I remember constantly thinking if only I had more time to prepare.
A funny thing happens in a time of desperation.
You rise to the occasion.
I won't pretend like I optimized every day.
But I was present, and I showed up with materials for my students to learn.
And I learned too:
I learned how to use rudimentary animation software to help explain complex rhetorical ideas.
I learned how to integrate ClassDojo into our routine to manage my classroom, accept homework from students, present learning materials to them, and all while largely circumventing the Great Firewall of China.
I remember signing off our Zoom meeting on the last day of class and weeping into my hands.
Though I look back on the experience now through a healthy lens of what I learned, I still remember feeling like nothing we had done during the semester was enough. None of it was planned. How could it have been?
When my company gave me the news that China wouldn't be accepting teachers who were outside of the country for the fall semester, I wept again thinking, why did I try so hard?
I've asked myself that question over and over again in the months since.
I keep returning to the same answer: I'm a helper. I want to help people. Even though I don't have much, I have a computer, and I will do anything I can to help people.
The homeless man.
I can help people with tech.
Maybe you read these ten perspectives like a random assortment of items, dear Coder. Or maybe you read them like an algorithm, as though one shift in perspective invariably leads to the next.
Sometimes I feel like I've been changing in a random, chaotic sort of way, because it took a painstaking amount of self-reflection to find the words to examine the changes in myself and print them to the page.
But once they hit paper, I take comfort in reading them algorithmically. I observe and sort how circumstance acts upon me and how my reactions shape my circumstances. I find power and edification in observing my rational behavior, even thought it felt impulsive when it happened in real time.
As coders, I think we take similar comfort in receiving an open-ended set of objectives and organizing them on a blank canvas in a way that others can read.

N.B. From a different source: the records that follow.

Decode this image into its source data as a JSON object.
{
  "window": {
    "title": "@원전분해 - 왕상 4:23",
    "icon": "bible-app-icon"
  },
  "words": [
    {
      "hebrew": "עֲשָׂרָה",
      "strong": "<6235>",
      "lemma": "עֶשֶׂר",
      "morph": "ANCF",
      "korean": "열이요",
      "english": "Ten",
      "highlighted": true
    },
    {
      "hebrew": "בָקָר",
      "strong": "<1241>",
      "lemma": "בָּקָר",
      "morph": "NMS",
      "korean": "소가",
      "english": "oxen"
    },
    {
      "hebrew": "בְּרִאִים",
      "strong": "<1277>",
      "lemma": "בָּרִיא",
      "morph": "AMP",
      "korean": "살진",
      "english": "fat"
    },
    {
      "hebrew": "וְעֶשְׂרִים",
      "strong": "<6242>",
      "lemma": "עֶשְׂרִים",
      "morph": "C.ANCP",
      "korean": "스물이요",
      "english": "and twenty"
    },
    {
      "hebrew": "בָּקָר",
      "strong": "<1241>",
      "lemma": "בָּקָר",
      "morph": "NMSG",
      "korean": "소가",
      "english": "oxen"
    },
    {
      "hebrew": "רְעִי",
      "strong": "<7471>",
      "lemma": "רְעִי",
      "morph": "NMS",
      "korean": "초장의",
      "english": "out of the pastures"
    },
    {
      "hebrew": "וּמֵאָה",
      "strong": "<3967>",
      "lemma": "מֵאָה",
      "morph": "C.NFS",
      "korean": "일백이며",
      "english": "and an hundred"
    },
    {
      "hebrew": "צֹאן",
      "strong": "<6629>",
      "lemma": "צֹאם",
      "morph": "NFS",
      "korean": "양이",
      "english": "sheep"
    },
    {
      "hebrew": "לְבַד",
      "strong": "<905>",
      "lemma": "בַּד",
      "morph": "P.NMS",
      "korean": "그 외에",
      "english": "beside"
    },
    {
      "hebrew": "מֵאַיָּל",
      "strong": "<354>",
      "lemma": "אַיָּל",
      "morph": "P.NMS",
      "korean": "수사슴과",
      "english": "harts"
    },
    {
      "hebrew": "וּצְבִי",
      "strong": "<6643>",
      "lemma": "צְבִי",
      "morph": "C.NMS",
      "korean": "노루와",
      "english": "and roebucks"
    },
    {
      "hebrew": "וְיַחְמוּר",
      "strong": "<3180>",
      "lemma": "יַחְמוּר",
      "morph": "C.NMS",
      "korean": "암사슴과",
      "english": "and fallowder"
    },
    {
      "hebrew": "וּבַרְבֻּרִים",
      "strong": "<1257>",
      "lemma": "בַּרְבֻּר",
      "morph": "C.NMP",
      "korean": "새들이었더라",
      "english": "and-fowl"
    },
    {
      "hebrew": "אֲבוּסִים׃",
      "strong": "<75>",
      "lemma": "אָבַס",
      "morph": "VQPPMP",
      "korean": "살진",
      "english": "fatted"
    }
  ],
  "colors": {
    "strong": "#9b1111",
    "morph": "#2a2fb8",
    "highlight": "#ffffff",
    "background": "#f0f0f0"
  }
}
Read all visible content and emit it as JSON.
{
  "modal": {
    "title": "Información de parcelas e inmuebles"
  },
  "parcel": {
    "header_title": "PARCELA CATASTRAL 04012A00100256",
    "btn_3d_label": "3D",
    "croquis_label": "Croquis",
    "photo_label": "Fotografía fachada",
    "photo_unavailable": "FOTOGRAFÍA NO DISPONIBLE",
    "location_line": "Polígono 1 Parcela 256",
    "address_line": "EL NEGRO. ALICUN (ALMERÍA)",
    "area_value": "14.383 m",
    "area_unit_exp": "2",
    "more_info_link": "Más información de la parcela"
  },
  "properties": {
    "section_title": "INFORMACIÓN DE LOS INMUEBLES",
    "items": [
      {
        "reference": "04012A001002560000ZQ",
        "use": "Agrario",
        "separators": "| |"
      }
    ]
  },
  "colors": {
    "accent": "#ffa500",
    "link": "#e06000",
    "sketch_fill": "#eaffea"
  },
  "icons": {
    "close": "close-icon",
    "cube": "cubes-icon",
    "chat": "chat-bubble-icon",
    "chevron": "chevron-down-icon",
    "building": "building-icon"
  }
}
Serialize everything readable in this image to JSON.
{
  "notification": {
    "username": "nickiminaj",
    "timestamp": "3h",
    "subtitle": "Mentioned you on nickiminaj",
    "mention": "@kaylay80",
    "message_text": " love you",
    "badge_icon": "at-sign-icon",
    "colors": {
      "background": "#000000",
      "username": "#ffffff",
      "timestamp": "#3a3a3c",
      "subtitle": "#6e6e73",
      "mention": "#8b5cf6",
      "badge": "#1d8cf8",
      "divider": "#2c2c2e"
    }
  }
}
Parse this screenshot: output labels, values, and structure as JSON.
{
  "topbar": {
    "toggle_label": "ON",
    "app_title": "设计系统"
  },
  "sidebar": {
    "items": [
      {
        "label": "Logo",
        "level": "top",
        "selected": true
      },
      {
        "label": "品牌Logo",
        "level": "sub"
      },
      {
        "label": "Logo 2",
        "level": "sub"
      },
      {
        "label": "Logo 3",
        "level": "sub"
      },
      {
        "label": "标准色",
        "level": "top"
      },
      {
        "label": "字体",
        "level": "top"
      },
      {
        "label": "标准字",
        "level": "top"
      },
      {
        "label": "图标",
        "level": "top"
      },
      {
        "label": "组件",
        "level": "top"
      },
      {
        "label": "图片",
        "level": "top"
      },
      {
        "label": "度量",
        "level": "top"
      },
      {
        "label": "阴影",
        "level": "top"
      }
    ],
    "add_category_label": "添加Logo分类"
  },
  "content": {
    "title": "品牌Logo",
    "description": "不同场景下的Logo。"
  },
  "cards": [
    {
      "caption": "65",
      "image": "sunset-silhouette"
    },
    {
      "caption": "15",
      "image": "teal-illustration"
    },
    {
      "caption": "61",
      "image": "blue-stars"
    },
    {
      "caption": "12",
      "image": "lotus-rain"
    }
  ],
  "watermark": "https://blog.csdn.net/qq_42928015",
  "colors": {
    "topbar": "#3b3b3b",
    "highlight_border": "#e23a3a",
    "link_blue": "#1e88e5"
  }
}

And I think we take comfort in knowing others will understand and value the things we make.
Maybe that's the theme: comfort in organization, comfort in making things for people, comfort in listening, refactoring, and sharing without expectation of anything in return.
That's the gravity of coding.
And I suppose that's where my meanderings end today, Dearest Coder.
As always, godspeed in your keystrokes.